Russian Energy Minister Novak and UAE's Oil Minister Al Mazrouei attend a meeting in the OPEC headquarters in Vienna
VIENNA, Dec 7 (Reuters)

OPEC and its Russia-led allies agreed on Friday to slash oil production by more than the market had expected despite pressure from U.S. President Donald Trump to reduce the price of crude.

The producer club will curb output by 0.8 million barrels per day from January while non-OPEC allies contribute an additional 0.4 million bpd of cuts, Iraqi Oil Minister Thamer Ghadhban said after OPEC concluded two days of talks in Vienna.

Oil prices jumped about 5 percent to more than $63 a barrel by 1500 GMT as the combined cut of 1.2 million bpd was larger than the minimum 1 million bpd that the market had expected.

Saudi Arabia, de facto leader of the Organization of the Petroleum Exporting Countries, has faced demands from Trump to help the global economy by refraining from cutting supplies.

An output reduction also would provide support to Iran by increasing the price of oil amid attempts by Washington to squeeze the economy of OPEC's third-largest producer.

"We will never address geopolitical issues at OPEC," United Arab Emirates Energy Minister Suhail bin Mohammed al-Mazroui told a news conference.

Russian Energy Minister Alexander Novak praised the ability of his Saudi counterpart Khalid al-Falih "to find a solution in the most difficult situation," indicating Russia was on board.

The OPEC deal had hung in the balance for two days - first on fears that Russia would cut too little, and later on concerns that Iran, whose crude exports have been depleted by U.S. sanctions, would receive no exemption and block the agreement.

But after hours of talks, Iran gave OPEC the green light and Russia indicated it was ready to cut more.

A meeting of OPEC and non-OPEC producers quickly approved the deal, according to two OPEC sources.

The cut will last for six months from January, Ghadhban said, and take October as the baseline. OPEC and Russian output was lower in October than in November. However, OPEC might not disclose individual output quotas, sources said.

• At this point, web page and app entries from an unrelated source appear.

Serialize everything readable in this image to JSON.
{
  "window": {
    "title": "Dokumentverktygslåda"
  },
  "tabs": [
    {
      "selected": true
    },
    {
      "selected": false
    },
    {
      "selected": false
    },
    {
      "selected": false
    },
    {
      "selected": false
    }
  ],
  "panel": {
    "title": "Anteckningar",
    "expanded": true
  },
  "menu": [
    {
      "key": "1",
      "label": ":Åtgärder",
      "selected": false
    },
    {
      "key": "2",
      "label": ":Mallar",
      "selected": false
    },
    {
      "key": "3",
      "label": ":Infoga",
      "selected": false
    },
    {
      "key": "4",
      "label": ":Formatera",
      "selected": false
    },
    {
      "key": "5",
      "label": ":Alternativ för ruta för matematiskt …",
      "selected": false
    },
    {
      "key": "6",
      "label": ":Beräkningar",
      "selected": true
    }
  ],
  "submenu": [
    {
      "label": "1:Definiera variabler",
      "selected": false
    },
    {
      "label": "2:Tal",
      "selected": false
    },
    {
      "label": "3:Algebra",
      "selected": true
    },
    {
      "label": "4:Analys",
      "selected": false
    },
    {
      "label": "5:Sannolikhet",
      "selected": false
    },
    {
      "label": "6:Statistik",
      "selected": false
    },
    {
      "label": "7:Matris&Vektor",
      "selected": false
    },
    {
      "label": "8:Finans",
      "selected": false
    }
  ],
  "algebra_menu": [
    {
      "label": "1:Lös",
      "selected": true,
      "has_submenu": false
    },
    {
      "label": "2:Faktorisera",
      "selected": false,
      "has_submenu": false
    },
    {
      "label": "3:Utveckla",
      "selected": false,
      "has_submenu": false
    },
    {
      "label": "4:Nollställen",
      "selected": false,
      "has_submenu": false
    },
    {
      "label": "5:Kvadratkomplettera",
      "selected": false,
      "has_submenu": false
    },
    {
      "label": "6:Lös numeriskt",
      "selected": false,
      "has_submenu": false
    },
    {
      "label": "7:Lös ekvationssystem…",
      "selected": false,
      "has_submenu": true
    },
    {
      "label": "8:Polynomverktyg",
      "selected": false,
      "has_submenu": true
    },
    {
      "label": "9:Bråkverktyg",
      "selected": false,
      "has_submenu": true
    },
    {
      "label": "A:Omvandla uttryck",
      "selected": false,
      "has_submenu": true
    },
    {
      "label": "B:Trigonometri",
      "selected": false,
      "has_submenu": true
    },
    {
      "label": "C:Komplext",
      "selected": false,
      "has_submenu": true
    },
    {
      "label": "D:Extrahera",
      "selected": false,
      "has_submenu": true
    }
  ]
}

"The OPEC+ cut is fuzzy on details and will likely result in less reduction than the headline figure of 1.2 million bpd," said Bob McNally, president of U.S.-based Rapidan Energy Group.

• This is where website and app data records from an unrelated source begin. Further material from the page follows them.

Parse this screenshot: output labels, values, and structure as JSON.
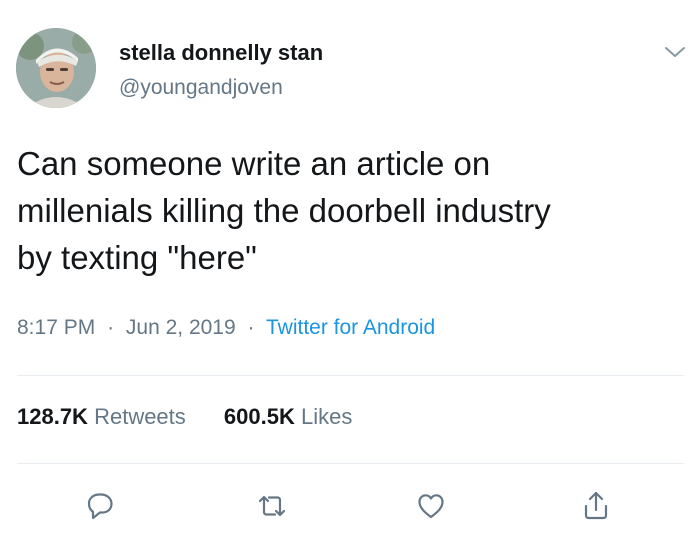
{
  "author": {
    "display_name": "stella donnelly stan",
    "handle": "@youngandjoven",
    "avatar_icon": "user-photo"
  },
  "tweet": {
    "text_lines": [
      "Can someone write an article on",
      "millenials killing the doorbell industry",
      "by texting \"here\""
    ]
  },
  "meta": {
    "time": "8:17 PM",
    "separator": "·",
    "date": "Jun 2, 2019",
    "source": "Twitter for Android"
  },
  "stats": {
    "retweets_count": "128.7K",
    "retweets_label": "Retweets",
    "likes_count": "600.5K",
    "likes_label": "Likes"
  },
  "actions": {
    "icons": [
      "reply-icon",
      "retweet-icon",
      "like-icon",
      "share-icon"
    ],
    "icon_color": "#657786"
  },
  "colors": {
    "text": "#14171a",
    "secondary": "#657786",
    "link": "#1b95e0",
    "divider": "#e6ecf0"
  }
}
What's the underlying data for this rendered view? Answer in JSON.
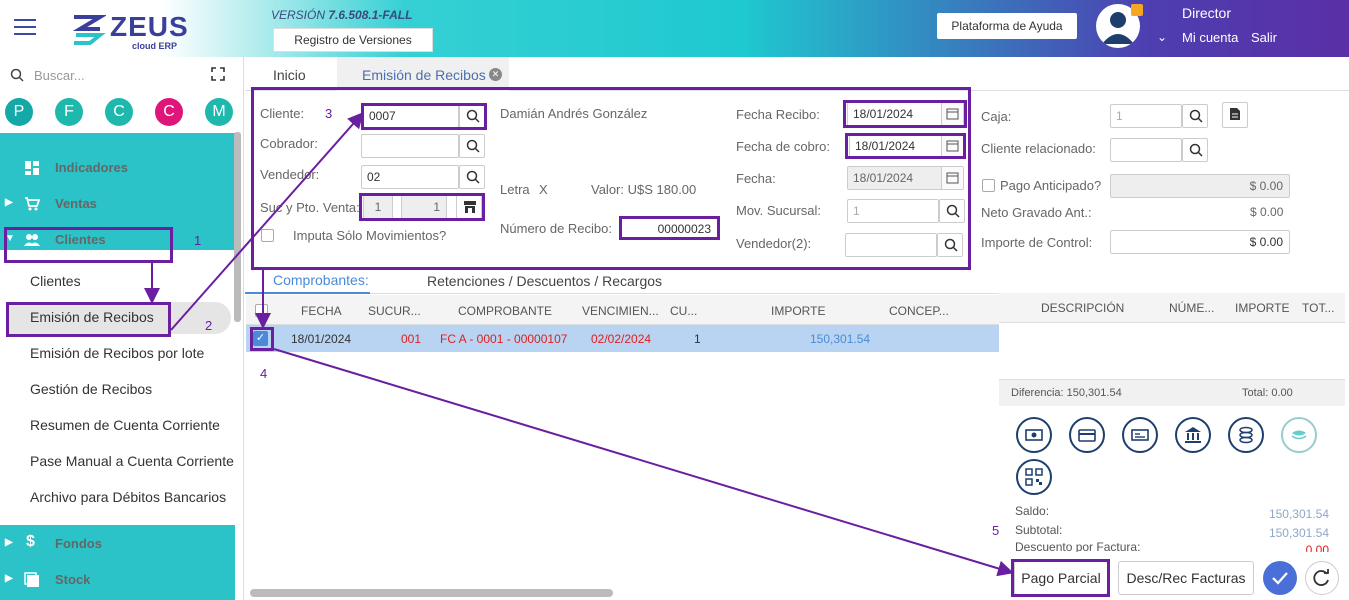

"President Trump will not be happy to see today’s headlines, but how strongly he reacts depends mainly on whether crude prices rise strongly as a result in coming days and weeks."

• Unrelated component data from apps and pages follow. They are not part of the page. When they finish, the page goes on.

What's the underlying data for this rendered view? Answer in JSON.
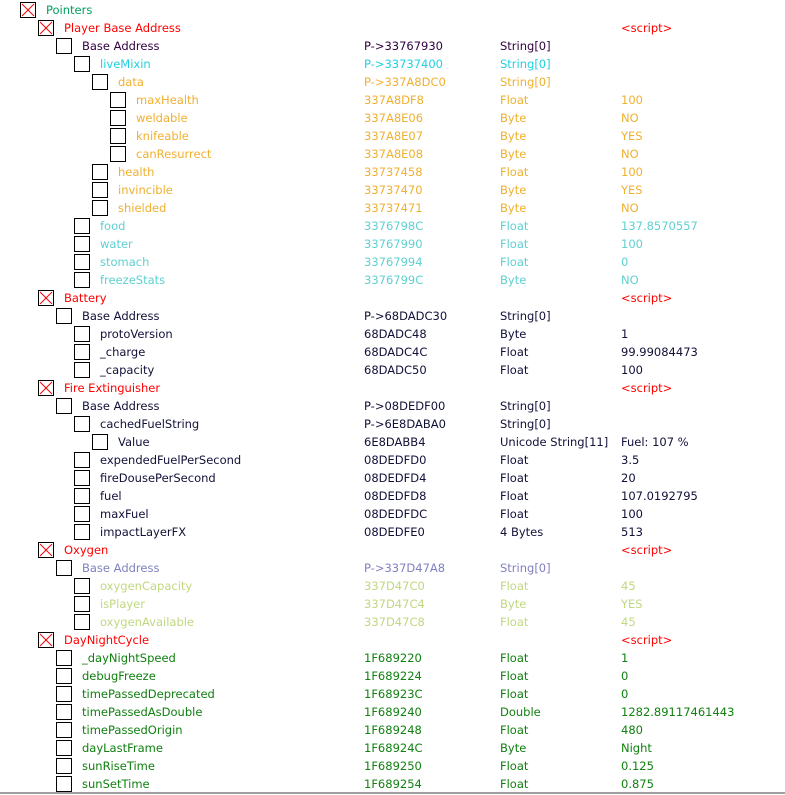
{
  "colors": {
    "root": "#00a060",
    "group": "#ff0000",
    "player_base": "#300040",
    "live_mixin": "#20d0e0",
    "data": "#f0b030",
    "player_stats": "#60d0d0",
    "normal": "#101038",
    "oxygen_base": "#8080c0",
    "oxygen_fields": "#c0d880",
    "day_night": "#108010"
  },
  "rows": [
    {
      "level": 0,
      "checked": true,
      "desc": "Pointers",
      "addr": "",
      "type": "",
      "value": "",
      "color": "root"
    },
    {
      "level": 1,
      "checked": true,
      "desc": "Player Base Address",
      "addr": "",
      "type": "",
      "value": "<script>",
      "color": "group"
    },
    {
      "level": 2,
      "checked": false,
      "desc": "Base Address",
      "addr": "P->33767930",
      "type": "String[0]",
      "value": "",
      "color": "player_base"
    },
    {
      "level": 3,
      "checked": false,
      "desc": "liveMixin",
      "addr": "P->33737400",
      "type": "String[0]",
      "value": "",
      "color": "live_mixin"
    },
    {
      "level": 4,
      "checked": false,
      "desc": "data",
      "addr": "P->337A8DC0",
      "type": "String[0]",
      "value": "",
      "color": "data"
    },
    {
      "level": 5,
      "checked": false,
      "desc": "maxHealth",
      "addr": "337A8DF8",
      "type": "Float",
      "value": "100",
      "color": "data"
    },
    {
      "level": 5,
      "checked": false,
      "desc": "weldable",
      "addr": "337A8E06",
      "type": "Byte",
      "value": "NO",
      "color": "data"
    },
    {
      "level": 5,
      "checked": false,
      "desc": "knifeable",
      "addr": "337A8E07",
      "type": "Byte",
      "value": "YES",
      "color": "data"
    },
    {
      "level": 5,
      "checked": false,
      "desc": "canResurrect",
      "addr": "337A8E08",
      "type": "Byte",
      "value": "NO",
      "color": "data"
    },
    {
      "level": 4,
      "checked": false,
      "desc": "health",
      "addr": "33737458",
      "type": "Float",
      "value": "100",
      "color": "data"
    },
    {
      "level": 4,
      "checked": false,
      "desc": "invincible",
      "addr": "33737470",
      "type": "Byte",
      "value": "YES",
      "color": "data"
    },
    {
      "level": 4,
      "checked": false,
      "desc": "shielded",
      "addr": "33737471",
      "type": "Byte",
      "value": "NO",
      "color": "data"
    },
    {
      "level": 3,
      "checked": false,
      "desc": "food",
      "addr": "3376798C",
      "type": "Float",
      "value": "137.8570557",
      "color": "player_stats"
    },
    {
      "level": 3,
      "checked": false,
      "desc": "water",
      "addr": "33767990",
      "type": "Float",
      "value": "100",
      "color": "player_stats"
    },
    {
      "level": 3,
      "checked": false,
      "desc": "stomach",
      "addr": "33767994",
      "type": "Float",
      "value": "0",
      "color": "player_stats"
    },
    {
      "level": 3,
      "checked": false,
      "desc": "freezeStats",
      "addr": "3376799C",
      "type": "Byte",
      "value": "NO",
      "color": "player_stats"
    },
    {
      "level": 1,
      "checked": true,
      "desc": "Battery",
      "addr": "",
      "type": "",
      "value": "<script>",
      "color": "group"
    },
    {
      "level": 2,
      "checked": false,
      "desc": "Base Address",
      "addr": "P->68DADC30",
      "type": "String[0]",
      "value": "",
      "color": "normal"
    },
    {
      "level": 3,
      "checked": false,
      "desc": "protoVersion",
      "addr": "68DADC48",
      "type": "Byte",
      "value": "1",
      "color": "normal"
    },
    {
      "level": 3,
      "checked": false,
      "desc": "_charge",
      "addr": "68DADC4C",
      "type": "Float",
      "value": "99.99084473",
      "color": "normal"
    },
    {
      "level": 3,
      "checked": false,
      "desc": "_capacity",
      "addr": "68DADC50",
      "type": "Float",
      "value": "100",
      "color": "normal"
    },
    {
      "level": 1,
      "checked": true,
      "desc": "Fire Extinguisher",
      "addr": "",
      "type": "",
      "value": "<script>",
      "color": "group"
    },
    {
      "level": 2,
      "checked": false,
      "desc": "Base Address",
      "addr": "P->08DEDF00",
      "type": "String[0]",
      "value": "",
      "color": "normal"
    },
    {
      "level": 3,
      "checked": false,
      "desc": "cachedFuelString",
      "addr": "P->6E8DABA0",
      "type": "String[0]",
      "value": "",
      "color": "normal"
    },
    {
      "level": 4,
      "checked": false,
      "desc": "Value",
      "addr": "6E8DABB4",
      "type": "Unicode String[11]",
      "value": "Fuel: 107 %",
      "color": "normal"
    },
    {
      "level": 3,
      "checked": false,
      "desc": "expendedFuelPerSecond",
      "addr": "08DEDFD0",
      "type": "Float",
      "value": "3.5",
      "color": "normal"
    },
    {
      "level": 3,
      "checked": false,
      "desc": "fireDousePerSecond",
      "addr": "08DEDFD4",
      "type": "Float",
      "value": "20",
      "color": "normal"
    },
    {
      "level": 3,
      "checked": false,
      "desc": "fuel",
      "addr": "08DEDFD8",
      "type": "Float",
      "value": "107.0192795",
      "color": "normal"
    },
    {
      "level": 3,
      "checked": false,
      "desc": "maxFuel",
      "addr": "08DEDFDC",
      "type": "Float",
      "value": "100",
      "color": "normal"
    },
    {
      "level": 3,
      "checked": false,
      "desc": "impactLayerFX",
      "addr": "08DEDFE0",
      "type": "4 Bytes",
      "value": "513",
      "color": "normal"
    },
    {
      "level": 1,
      "checked": true,
      "desc": "Oxygen",
      "addr": "",
      "type": "",
      "value": "<script>",
      "color": "group"
    },
    {
      "level": 2,
      "checked": false,
      "desc": "Base Address",
      "addr": "P->337D47A8",
      "type": "String[0]",
      "value": "",
      "color": "oxygen_base"
    },
    {
      "level": 3,
      "checked": false,
      "desc": "oxygenCapacity",
      "addr": "337D47C0",
      "type": "Float",
      "value": "45",
      "color": "oxygen_fields"
    },
    {
      "level": 3,
      "checked": false,
      "desc": "isPlayer",
      "addr": "337D47C4",
      "type": "Byte",
      "value": " YES",
      "color": "oxygen_fields"
    },
    {
      "level": 3,
      "checked": false,
      "desc": "oxygenAvailable",
      "addr": "337D47C8",
      "type": "Float",
      "value": "45",
      "color": "oxygen_fields"
    },
    {
      "level": 1,
      "checked": true,
      "desc": "DayNightCycle",
      "addr": "",
      "type": "",
      "value": "<script>",
      "color": "group"
    },
    {
      "level": 2,
      "checked": false,
      "desc": "_dayNightSpeed",
      "addr": "1F689220",
      "type": "Float",
      "value": "1",
      "color": "day_night"
    },
    {
      "level": 2,
      "checked": false,
      "desc": "debugFreeze",
      "addr": "1F689224",
      "type": "Float",
      "value": "0",
      "color": "day_night"
    },
    {
      "level": 2,
      "checked": false,
      "desc": "timePassedDeprecated",
      "addr": "1F68923C",
      "type": "Float",
      "value": "0",
      "color": "day_night"
    },
    {
      "level": 2,
      "checked": false,
      "desc": "timePassedAsDouble",
      "addr": "1F689240",
      "type": "Double",
      "value": "1282.89117461443",
      "color": "day_night"
    },
    {
      "level": 2,
      "checked": false,
      "desc": "timePassedOrigin",
      "addr": "1F689248",
      "type": "Float",
      "value": "480",
      "color": "day_night"
    },
    {
      "level": 2,
      "checked": false,
      "desc": "dayLastFrame",
      "addr": "1F68924C",
      "type": "Byte",
      "value": "Night",
      "color": "day_night"
    },
    {
      "level": 2,
      "checked": false,
      "desc": "sunRiseTime",
      "addr": "1F689250",
      "type": "Float",
      "value": "0.125",
      "color": "day_night"
    },
    {
      "level": 2,
      "checked": false,
      "desc": "sunSetTime",
      "addr": "1F689254",
      "type": "Float",
      "value": "0.875",
      "color": "day_night"
    }
  ]
}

Washington added fuel to the fire when U.S. special representative for Iran Brian Hook met Falih in Vienna this week, in an unprecedented development ahead of an OPEC meeting.

Saudi Arabia first denied the Hook-Falih discussion took place but later confirmed it.

"U.S. political pressure is clearly a dominant factor at this OPEC meeting, limiting the scope of Saudi actions to rebalance the market," said Gary Ross, chief executive of Black Gold Investors and a veteran OPEC watcher.

The price of crude has fallen almost a third since October as Saudi Arabia, Russia and the United Arab Emirates raised output to offset lower exports from Iran.

The price decline prompted OPEC and Russia to start discussing an output cut, but Russia long resisted any deep reduction.

Novak met Russian President Vladimir Putin in St Petersburg on Thursday and returned to the Austrian capital on Friday.

A Russian Energy Ministry source said Moscow was ready to contribute a cut of around 200,000 bpd - more than the initially suggested figure of 150,000 bpd. An OPEC source later said Russia had agreed to cut by 230,000 bpd.

Russia, Saudi Arabia and the United States have been vying for the position of top crude producer in recent years. The United States is not part of any output-limiting initiative due to its anti-trust legislation and fragmented oil industry.

On Thursday, U.S. government figures showed the country had become a net exporter of crude oil and refined products for the first time on record, underscoring how the surge in production has altered the supply equation in world markets.

(Additional reporting by Ahmad Ghaddar and Alex Lawler; Writing by Dmitry Zhdannikov; Editing by Dale Hudson; Graphics by Amanda Cooper)